- _EXERCISE PROMPT_: Find the word "desc" in the data below and copy each line that holds it.
────────────────────
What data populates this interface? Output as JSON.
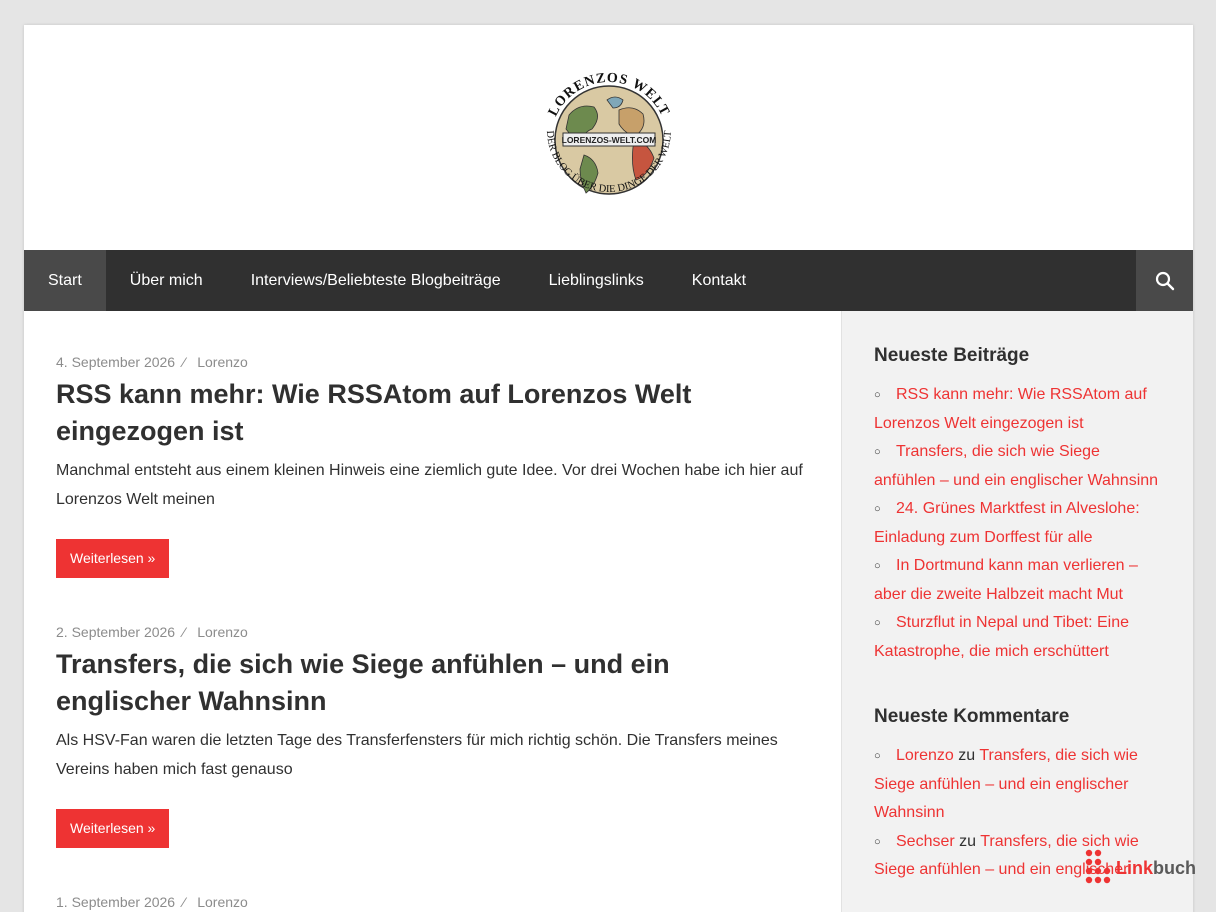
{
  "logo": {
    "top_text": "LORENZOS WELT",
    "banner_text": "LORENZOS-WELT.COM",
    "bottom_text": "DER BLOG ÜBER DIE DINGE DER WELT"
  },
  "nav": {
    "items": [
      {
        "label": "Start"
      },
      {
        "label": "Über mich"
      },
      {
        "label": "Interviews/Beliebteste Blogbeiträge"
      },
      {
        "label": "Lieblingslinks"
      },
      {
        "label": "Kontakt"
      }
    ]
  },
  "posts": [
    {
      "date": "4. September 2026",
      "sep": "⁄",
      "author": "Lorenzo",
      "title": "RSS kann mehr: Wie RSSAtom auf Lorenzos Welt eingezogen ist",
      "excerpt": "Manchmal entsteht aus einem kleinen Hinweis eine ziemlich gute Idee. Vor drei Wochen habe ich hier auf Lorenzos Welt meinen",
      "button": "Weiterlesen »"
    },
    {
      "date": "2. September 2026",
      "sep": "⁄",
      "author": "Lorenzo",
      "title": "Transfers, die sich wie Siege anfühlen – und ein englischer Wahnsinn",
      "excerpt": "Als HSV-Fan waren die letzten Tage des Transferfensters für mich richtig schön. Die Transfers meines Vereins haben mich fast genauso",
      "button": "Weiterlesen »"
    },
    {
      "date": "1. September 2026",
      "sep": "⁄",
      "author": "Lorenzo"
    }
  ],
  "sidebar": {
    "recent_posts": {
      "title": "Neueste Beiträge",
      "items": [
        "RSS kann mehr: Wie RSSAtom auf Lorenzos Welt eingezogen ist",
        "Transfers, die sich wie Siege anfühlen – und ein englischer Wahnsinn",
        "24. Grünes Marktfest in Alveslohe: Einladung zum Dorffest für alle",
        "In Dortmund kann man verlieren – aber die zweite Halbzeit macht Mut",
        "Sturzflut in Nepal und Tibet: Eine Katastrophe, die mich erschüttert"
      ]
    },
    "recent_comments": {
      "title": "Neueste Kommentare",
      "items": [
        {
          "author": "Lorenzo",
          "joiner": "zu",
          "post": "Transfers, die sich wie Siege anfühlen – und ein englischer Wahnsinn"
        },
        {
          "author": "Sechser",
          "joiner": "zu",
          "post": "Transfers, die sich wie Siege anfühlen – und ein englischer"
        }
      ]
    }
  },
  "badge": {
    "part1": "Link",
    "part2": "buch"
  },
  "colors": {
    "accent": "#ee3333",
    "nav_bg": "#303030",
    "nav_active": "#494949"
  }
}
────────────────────
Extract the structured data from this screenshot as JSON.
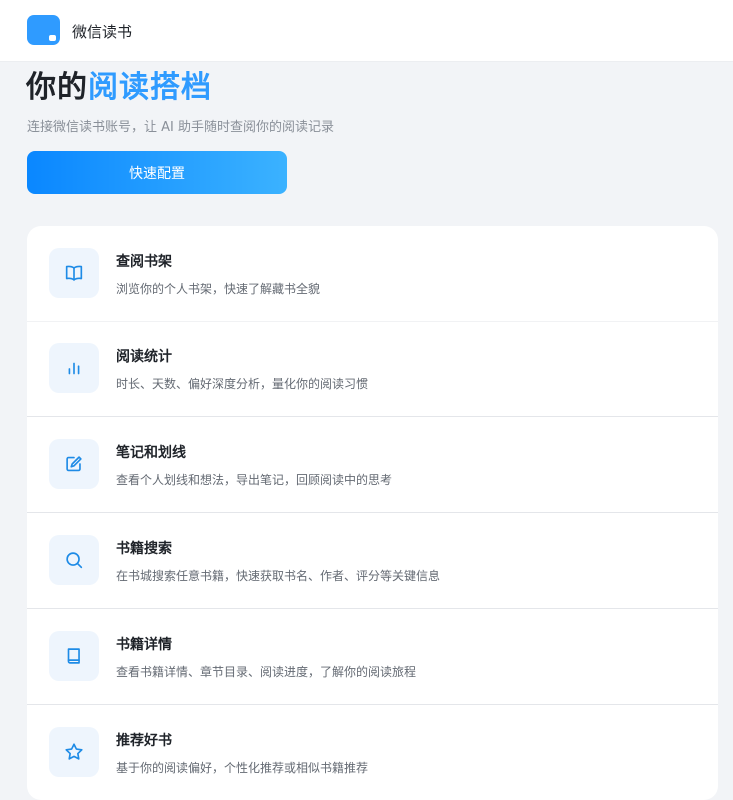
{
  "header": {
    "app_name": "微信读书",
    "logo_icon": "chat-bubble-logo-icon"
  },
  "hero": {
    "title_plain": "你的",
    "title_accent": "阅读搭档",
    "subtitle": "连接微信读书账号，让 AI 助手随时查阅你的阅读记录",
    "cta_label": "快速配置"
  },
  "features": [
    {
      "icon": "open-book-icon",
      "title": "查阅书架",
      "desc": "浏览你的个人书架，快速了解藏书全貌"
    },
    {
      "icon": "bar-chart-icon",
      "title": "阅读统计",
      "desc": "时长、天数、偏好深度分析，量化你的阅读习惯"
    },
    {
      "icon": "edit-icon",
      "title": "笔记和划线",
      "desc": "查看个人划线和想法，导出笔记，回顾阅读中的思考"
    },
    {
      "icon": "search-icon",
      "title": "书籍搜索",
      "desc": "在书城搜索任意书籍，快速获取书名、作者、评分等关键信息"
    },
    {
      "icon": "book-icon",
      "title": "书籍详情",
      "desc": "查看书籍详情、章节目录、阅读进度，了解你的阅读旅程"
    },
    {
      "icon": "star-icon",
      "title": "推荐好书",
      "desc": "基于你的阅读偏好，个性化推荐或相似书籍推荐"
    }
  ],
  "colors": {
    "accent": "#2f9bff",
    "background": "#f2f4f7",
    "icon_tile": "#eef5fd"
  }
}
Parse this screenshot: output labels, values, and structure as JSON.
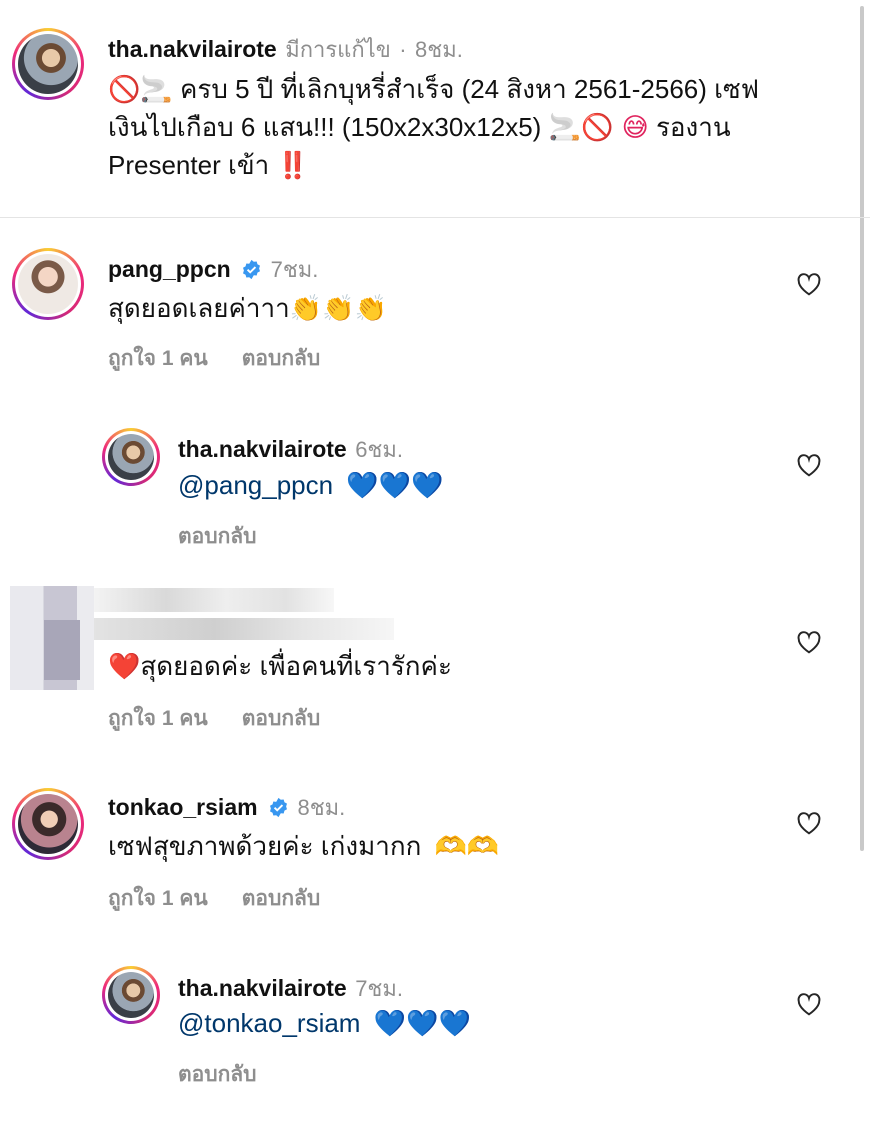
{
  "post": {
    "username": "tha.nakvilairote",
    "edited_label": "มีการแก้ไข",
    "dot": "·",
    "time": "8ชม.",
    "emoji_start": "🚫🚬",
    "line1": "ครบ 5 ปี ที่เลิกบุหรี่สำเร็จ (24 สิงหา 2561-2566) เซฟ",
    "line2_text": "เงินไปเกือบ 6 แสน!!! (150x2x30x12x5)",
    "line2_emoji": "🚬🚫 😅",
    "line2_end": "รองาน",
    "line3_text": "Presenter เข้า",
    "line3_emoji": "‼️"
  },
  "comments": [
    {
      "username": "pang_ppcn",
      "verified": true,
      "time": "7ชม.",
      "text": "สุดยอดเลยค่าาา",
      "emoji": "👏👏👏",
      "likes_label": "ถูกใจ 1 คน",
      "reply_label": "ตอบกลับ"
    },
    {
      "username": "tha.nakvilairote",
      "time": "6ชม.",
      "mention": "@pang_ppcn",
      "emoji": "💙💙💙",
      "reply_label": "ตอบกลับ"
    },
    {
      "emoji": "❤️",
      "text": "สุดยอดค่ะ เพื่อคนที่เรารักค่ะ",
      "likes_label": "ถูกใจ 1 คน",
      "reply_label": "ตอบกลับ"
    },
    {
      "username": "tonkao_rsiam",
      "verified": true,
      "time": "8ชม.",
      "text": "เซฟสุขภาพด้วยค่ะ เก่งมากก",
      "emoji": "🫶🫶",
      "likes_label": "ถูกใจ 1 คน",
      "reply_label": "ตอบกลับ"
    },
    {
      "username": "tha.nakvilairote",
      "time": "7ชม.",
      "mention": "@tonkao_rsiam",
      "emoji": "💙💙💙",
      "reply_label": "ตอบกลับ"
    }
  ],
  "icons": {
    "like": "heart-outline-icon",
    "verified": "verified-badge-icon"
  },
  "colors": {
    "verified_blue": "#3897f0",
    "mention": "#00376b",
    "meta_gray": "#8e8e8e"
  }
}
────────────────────
- _TASK OUTPUT_:
      "desc": "浏览你的个人书架，快速了解藏书全貌"
      "desc": "时长、天数、偏好深度分析，量化你的阅读习惯"
      "desc": "查看个人划线和想法，导出笔记，回顾阅读中的思考"
      "desc": "在书城搜索任意书籍，快速获取书名、作者、评分等关键信息"
      "desc": "查看书籍详情、章节目录、阅读进度，了解你的阅读旅程"
      "desc": "基于你的阅读偏好，个性化推荐或相似书籍推荐"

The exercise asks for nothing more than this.